Based off the following pages: … te.645585/

It seems that the sample rate needs to be a little bit over twice the bandwidth in order to accurately capture/reproduce a signal. This suggests toy me that a power trace could be captured at max 40MHz using the OpenADC. So a microcontroller running at 40MHz processed by the OpenADC amp at 40MHz and captured by the OpenADCs ADC at 80MSPS (80MHz).

Reading yet more pages brought me to this page, which perhaps begins to bring some light onto my understanding:
Specifically they differentiate between “analog/repetitive signal bandwidth” and “real time/one shot bandwidth”.

So it seems to me that the bandwidth we are interested in, the real-time/one shot bandwidth?
Hm. The power signal trace we get would be repetitive each time it occurs, ie after each trigger.
But the trace itself would be non-repetitive. ie the trace itself isn’t a sine wave or square wave or something.

Hm again, now that page goes on to suggest that multiple captures after a trigger can be used for equivalent time sampling. Would this be the case however if we are sampling synchronously? I would’ve thought that if we are sampling synchronously then we would just be getting the same bits each time (and missing the same bits each time). Unless we used the phase offset of the OpenADC to change our offset and therefore capture different bits (and miss different bits) after a trigger event.

I hope I have explained well enough what it is that I don’t understand here so that someone can help fix my understanding. It seems that others also have issues with this understanding based off the number of pages on the subject, however even after reading these pages I still am not getting it :stuck_out_tongue:

I am now reading: … ial_01.pdf

page 1 suggests that the effective bandwidth is sample rate / 2.5 (for sinusoidal signals)
So for OpenADC this would be 105/2.5 = 42MHz.

page 2 confuses me too however, i think they are cheating :stuck_out_tongue:
It is trying to say that sample rate is affected by memory length?!
However it seems they are cheating here since they are taking the length of time you are capturing over into consideration.

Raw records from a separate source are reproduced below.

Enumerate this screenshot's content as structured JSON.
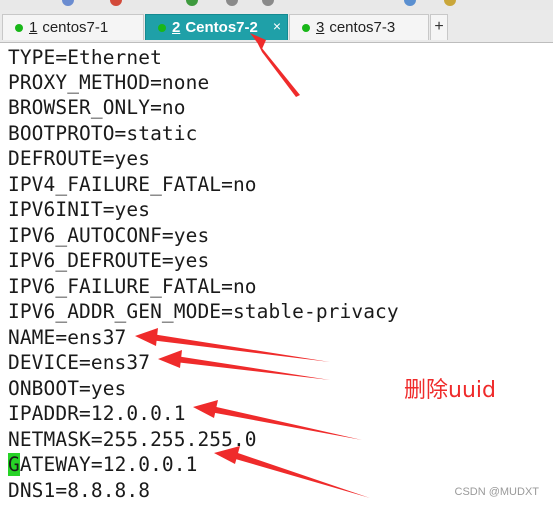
{
  "tabs": [
    {
      "number": "1",
      "label": "centos7-1",
      "active": false
    },
    {
      "number": "2",
      "label": "Centos7-2",
      "active": true
    },
    {
      "number": "3",
      "label": "centos7-3",
      "active": false
    }
  ],
  "tab_close_glyph": "×",
  "tab_add_glyph": "+",
  "terminal": {
    "lines": [
      "TYPE=Ethernet",
      "PROXY_METHOD=none",
      "BROWSER_ONLY=no",
      "BOOTPROTO=static",
      "DEFROUTE=yes",
      "IPV4_FAILURE_FATAL=no",
      "IPV6INIT=yes",
      "IPV6_AUTOCONF=yes",
      "IPV6_DEFROUTE=yes",
      "IPV6_FAILURE_FATAL=no",
      "IPV6_ADDR_GEN_MODE=stable-privacy",
      "NAME=ens37",
      "DEVICE=ens37",
      "ONBOOT=yes",
      "IPADDR=12.0.0.1",
      "NETMASK=255.255.255.0",
      "ATEWAY=12.0.0.1",
      "DNS1=8.8.8.8"
    ],
    "cursor_char": "G"
  },
  "annotation": {
    "text": "删除uuid",
    "color": "#ef2b2b"
  },
  "watermark": "CSDN @MUDXT",
  "colors": {
    "active_tab": "#1fa0a8",
    "status_dot": "#19b719",
    "cursor": "#27d327",
    "arrow": "#ef2b2b"
  }
}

If you want to capture over a long period of time, then of course you need more sample memory.
Is this correct?

page 5 I think answers my questions about “repetitive signal sampling” which they refer to “equivalent time sampling”. It shows that indeed the sampling gets offset by a little bit for other extra sample they do in order to piece together a higher resolution capture. While the OpenADC phase offset could adjust the offset by small amounts, the total adjustment value is only around 5ns. I would expect that the offset would need to be adjustable over the period of the samplerate in order to get a full capture at the higher sample rate. Since even a 40MHz would have a 25ns period, this is only only going to cover 1/5 of the period.

page 6 this is basically what the OpenADC does, extends the sample bit resolution by doing multiple samples.


The bandwidth issue is confusing to start with, and not made easier by some special considerations for side channel analysis. A good reference to start with is some various refs to bandwidth of an oscilloscope, see … h-matters/ for example.

For the OpenADC, there is no explicit filter on the input. This gives it a much higher bandwidth than expected, but it comes at a cost…

As you mentioned, there is an issue where you should sample at 2x the highest frequency. This assumes you want to recreate the signal in the frequency domain, which we actually don’t need to do. Because the OpenADC is sampling synchronously, it can even work with ‘undersampling’, where we sample at 1/2 the clock rate of the device for example. This is not something you could do in general - we can only get away with it because we have known sampling points relative to the device clock!

I don’t actually use the multiple sample trick in this case, although it’s possible to do in the analysis software by applying a low-pass filter. But the idea of sampling with a known offset is similar to how this works…